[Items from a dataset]
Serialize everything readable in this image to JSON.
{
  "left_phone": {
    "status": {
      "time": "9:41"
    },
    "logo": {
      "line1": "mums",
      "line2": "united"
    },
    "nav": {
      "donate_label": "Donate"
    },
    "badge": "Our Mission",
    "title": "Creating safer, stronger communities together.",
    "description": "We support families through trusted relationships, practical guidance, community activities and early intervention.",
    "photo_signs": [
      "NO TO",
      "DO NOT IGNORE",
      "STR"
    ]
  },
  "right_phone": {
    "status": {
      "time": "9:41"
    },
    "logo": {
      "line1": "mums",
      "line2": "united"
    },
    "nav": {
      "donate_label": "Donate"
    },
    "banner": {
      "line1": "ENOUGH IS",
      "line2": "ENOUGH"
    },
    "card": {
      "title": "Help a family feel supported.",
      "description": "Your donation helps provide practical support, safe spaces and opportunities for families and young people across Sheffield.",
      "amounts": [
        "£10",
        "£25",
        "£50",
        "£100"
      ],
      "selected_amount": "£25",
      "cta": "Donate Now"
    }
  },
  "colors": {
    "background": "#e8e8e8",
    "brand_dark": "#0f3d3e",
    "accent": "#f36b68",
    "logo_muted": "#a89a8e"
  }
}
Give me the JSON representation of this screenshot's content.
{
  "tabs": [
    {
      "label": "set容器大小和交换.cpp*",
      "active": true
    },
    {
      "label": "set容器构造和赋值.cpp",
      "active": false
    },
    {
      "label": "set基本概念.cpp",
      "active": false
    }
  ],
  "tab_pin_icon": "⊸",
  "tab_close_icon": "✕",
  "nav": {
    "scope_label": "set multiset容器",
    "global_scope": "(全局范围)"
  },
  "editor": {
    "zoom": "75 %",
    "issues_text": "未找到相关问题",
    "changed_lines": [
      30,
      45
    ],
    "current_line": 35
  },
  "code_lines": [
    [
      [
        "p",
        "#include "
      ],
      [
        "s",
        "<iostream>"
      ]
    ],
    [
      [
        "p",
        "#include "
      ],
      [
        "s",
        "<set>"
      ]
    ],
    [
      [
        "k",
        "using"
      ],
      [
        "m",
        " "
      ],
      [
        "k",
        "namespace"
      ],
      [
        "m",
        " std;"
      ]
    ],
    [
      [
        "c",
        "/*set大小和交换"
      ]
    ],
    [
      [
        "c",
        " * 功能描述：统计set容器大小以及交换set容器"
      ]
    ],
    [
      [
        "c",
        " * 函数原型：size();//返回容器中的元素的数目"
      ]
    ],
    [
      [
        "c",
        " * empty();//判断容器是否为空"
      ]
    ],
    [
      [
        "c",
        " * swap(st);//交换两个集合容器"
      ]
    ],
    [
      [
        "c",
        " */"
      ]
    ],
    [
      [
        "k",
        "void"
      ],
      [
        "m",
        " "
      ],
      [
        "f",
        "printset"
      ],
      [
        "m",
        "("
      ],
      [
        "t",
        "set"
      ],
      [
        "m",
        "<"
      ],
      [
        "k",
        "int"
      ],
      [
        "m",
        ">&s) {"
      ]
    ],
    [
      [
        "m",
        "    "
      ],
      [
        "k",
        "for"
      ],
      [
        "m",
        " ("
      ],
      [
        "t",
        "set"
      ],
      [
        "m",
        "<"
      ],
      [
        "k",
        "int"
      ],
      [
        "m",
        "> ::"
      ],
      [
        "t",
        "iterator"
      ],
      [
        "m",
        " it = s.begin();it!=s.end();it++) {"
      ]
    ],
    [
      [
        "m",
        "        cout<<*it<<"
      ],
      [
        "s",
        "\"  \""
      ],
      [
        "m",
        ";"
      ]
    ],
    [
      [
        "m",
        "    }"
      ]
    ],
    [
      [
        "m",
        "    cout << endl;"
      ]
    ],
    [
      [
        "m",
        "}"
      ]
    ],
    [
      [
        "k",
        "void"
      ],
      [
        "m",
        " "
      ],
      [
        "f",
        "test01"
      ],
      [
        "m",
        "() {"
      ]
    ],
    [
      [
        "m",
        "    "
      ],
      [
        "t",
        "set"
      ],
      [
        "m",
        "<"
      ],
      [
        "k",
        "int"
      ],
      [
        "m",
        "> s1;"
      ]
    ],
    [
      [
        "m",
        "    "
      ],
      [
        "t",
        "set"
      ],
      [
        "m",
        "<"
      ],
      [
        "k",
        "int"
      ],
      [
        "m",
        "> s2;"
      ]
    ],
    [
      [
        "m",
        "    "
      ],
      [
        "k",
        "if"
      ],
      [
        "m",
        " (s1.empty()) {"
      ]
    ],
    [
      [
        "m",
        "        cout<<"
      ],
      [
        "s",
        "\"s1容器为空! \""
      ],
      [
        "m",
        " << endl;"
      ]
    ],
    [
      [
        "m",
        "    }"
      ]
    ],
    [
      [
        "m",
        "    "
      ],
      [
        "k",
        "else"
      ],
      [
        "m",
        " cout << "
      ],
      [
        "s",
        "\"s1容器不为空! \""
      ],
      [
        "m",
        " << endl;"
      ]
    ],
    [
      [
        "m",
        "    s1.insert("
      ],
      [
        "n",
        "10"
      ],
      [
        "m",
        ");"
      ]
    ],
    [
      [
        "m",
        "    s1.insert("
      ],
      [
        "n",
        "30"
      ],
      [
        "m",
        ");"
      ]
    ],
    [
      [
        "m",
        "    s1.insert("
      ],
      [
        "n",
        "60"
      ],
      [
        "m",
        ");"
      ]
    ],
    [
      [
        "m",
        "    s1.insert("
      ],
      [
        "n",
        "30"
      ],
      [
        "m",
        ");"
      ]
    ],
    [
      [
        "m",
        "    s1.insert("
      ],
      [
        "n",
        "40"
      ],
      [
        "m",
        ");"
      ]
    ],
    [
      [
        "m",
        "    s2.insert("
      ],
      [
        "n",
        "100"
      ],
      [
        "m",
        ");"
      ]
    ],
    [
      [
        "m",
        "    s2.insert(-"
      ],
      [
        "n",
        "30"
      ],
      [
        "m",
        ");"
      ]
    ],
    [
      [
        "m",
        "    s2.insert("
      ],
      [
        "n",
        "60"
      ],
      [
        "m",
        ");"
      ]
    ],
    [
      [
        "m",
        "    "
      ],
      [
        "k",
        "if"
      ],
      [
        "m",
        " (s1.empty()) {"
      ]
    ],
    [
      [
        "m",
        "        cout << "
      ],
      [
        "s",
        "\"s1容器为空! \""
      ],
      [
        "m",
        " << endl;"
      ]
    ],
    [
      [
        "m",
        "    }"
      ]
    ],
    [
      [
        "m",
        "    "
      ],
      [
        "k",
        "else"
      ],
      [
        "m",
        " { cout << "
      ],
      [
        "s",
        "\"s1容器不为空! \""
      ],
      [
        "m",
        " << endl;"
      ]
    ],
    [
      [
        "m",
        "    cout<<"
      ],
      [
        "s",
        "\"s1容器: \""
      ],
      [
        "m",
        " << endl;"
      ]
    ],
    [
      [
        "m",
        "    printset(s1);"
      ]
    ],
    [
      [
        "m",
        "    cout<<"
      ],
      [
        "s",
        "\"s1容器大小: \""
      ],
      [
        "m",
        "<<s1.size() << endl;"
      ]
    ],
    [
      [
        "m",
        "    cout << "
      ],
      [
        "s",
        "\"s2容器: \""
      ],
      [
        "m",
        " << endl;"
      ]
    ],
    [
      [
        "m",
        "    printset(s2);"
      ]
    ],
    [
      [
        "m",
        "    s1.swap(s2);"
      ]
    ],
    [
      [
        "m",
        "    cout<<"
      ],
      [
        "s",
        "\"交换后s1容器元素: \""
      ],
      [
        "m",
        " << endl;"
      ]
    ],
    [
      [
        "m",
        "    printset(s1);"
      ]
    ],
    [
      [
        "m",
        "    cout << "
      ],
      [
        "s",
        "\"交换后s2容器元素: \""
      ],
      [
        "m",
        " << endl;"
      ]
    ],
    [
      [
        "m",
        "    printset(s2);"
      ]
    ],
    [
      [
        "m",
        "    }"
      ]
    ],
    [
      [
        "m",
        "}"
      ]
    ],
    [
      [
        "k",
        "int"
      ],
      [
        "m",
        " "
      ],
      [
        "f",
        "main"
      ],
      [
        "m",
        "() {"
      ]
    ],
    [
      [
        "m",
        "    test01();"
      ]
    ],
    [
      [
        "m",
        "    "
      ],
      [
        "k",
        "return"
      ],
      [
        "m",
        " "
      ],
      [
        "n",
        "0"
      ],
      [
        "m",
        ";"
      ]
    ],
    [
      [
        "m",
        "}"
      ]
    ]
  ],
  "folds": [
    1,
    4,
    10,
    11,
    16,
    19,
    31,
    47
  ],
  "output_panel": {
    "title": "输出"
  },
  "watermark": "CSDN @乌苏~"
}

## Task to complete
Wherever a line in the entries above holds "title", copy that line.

## Output for this exercise
    "title": "Creating safer, stronger communities together.",
      "title": "Help a family feel supported.",
    "title": "输出"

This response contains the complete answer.